TASK ITEM: Please find every line in the entries below that contains the string "icon", and copy it.

Segment Start: STORED DATA

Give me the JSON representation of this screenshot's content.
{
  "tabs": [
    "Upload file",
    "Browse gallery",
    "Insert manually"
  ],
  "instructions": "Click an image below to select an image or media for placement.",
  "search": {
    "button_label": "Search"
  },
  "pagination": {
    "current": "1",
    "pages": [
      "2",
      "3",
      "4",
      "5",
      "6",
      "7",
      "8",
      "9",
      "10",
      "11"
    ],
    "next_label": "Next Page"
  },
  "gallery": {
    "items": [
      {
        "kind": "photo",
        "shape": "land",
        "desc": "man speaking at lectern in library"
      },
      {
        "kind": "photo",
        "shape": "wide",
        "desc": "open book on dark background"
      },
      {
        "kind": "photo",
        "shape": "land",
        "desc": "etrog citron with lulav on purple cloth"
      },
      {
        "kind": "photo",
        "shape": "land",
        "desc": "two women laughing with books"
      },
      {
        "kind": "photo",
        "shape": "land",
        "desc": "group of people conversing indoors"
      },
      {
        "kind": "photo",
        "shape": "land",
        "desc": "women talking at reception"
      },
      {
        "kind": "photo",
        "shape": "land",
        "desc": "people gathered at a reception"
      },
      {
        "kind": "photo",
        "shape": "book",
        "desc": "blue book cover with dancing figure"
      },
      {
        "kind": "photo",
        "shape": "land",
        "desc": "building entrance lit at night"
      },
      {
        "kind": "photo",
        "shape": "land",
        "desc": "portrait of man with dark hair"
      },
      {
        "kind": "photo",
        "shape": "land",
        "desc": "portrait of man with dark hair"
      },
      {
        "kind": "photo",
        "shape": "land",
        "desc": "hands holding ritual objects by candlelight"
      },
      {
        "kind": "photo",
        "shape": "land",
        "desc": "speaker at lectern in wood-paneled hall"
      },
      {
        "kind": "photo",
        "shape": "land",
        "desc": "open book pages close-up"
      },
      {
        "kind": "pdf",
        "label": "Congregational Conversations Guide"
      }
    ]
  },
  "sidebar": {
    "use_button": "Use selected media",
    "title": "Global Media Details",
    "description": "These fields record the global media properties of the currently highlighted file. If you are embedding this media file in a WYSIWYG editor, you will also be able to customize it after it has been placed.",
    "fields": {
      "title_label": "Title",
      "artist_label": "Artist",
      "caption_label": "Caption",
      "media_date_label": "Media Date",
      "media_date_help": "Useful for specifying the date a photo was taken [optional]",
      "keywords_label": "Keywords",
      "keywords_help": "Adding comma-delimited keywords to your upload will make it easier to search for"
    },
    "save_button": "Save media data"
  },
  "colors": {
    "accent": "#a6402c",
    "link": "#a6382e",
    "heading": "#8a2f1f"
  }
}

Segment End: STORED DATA
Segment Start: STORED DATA

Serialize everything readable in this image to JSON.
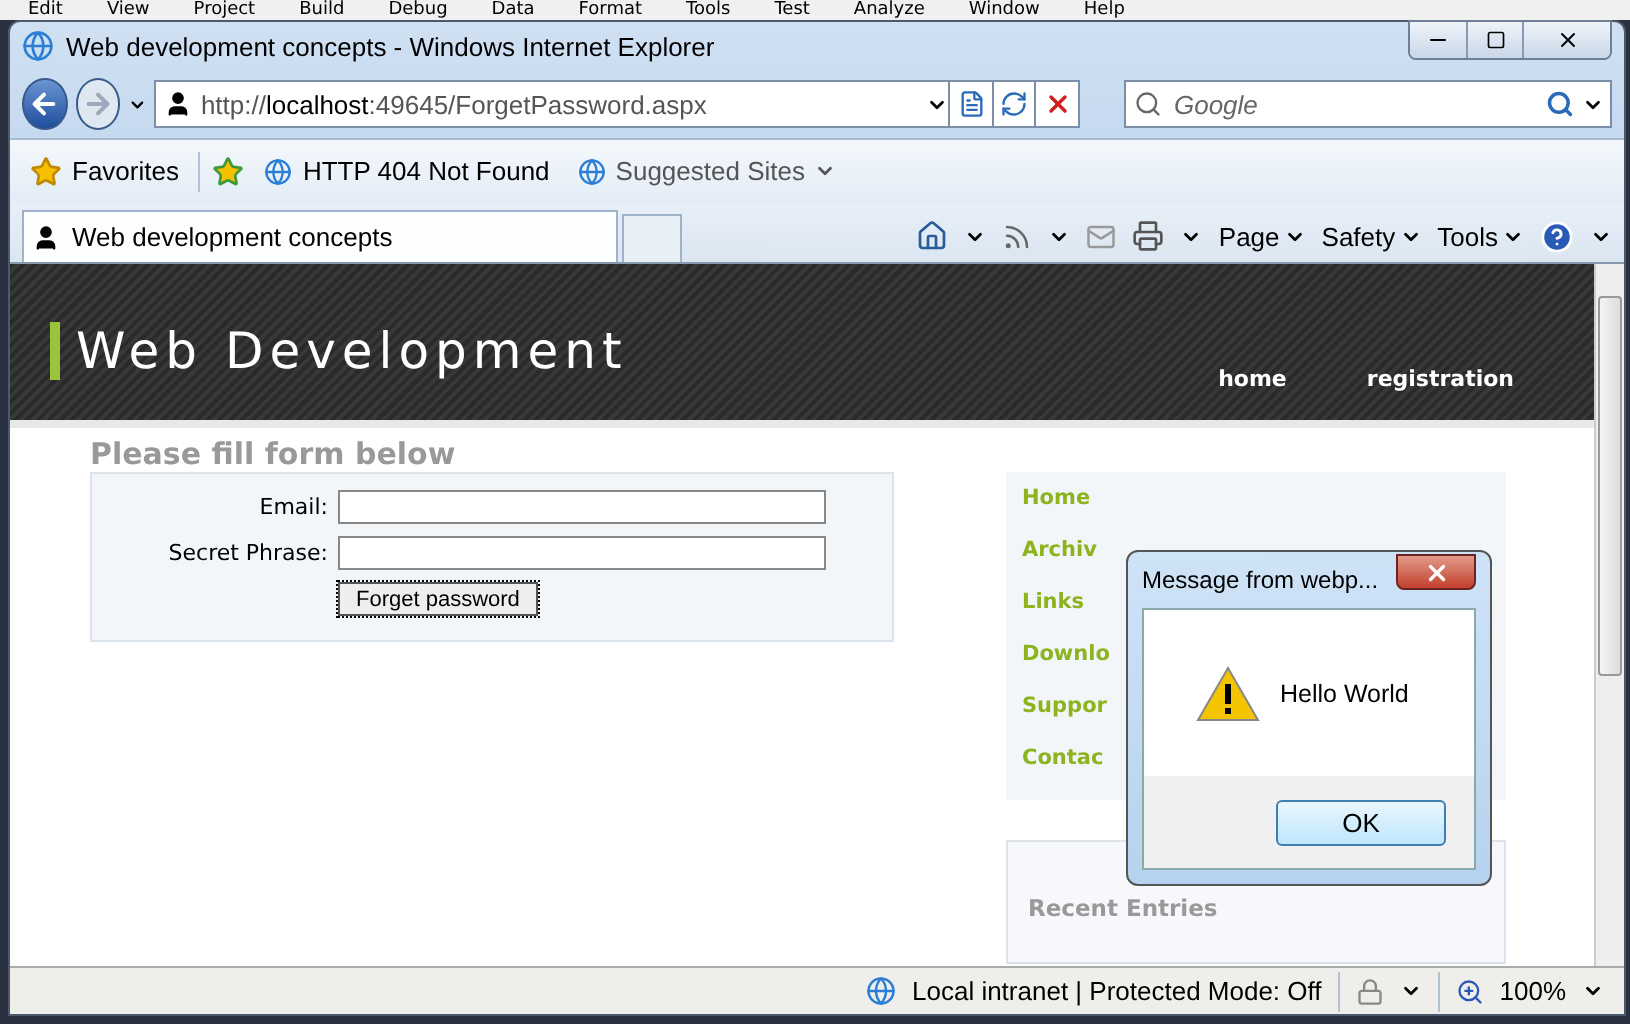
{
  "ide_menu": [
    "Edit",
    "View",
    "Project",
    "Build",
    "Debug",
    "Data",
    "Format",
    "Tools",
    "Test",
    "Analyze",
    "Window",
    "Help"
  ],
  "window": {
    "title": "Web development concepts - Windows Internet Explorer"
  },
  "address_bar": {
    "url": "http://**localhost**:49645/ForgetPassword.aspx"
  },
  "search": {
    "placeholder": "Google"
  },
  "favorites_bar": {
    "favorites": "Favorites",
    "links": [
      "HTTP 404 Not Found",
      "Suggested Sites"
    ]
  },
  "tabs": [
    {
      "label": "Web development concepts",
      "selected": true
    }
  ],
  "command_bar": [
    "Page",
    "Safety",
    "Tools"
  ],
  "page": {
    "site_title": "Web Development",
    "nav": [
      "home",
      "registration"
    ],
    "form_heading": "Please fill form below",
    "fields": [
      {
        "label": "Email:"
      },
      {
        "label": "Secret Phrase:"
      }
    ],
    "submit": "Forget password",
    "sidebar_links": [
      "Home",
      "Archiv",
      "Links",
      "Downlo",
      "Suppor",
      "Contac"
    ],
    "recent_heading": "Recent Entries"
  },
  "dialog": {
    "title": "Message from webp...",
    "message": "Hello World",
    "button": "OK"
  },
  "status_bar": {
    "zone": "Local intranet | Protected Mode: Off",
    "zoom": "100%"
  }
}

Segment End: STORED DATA
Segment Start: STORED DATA

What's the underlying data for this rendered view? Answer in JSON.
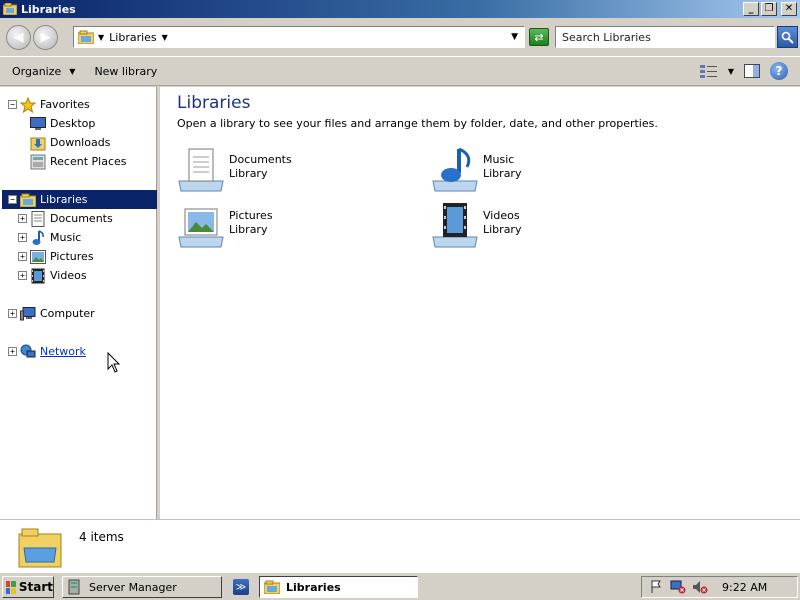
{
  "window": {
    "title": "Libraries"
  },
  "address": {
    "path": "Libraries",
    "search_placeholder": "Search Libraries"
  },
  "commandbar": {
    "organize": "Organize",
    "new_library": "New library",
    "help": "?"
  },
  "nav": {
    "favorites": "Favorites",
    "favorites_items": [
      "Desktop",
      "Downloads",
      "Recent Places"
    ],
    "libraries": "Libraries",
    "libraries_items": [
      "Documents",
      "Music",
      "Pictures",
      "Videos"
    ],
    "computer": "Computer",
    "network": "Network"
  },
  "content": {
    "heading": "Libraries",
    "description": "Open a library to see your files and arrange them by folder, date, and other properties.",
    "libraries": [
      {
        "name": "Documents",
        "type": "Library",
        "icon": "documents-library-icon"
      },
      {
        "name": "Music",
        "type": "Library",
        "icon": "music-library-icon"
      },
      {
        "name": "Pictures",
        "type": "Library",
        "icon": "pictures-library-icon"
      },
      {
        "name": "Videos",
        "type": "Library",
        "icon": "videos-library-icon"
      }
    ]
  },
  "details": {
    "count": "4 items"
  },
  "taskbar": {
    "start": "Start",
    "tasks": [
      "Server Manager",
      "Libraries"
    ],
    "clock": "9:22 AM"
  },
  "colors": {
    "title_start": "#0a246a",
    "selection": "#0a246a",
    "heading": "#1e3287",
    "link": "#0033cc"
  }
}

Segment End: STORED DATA

ANSWER SECTION:
        "icon": "documents-library-icon"
        "icon": "music-library-icon"
        "icon": "pictures-library-icon"
        "icon": "videos-library-icon"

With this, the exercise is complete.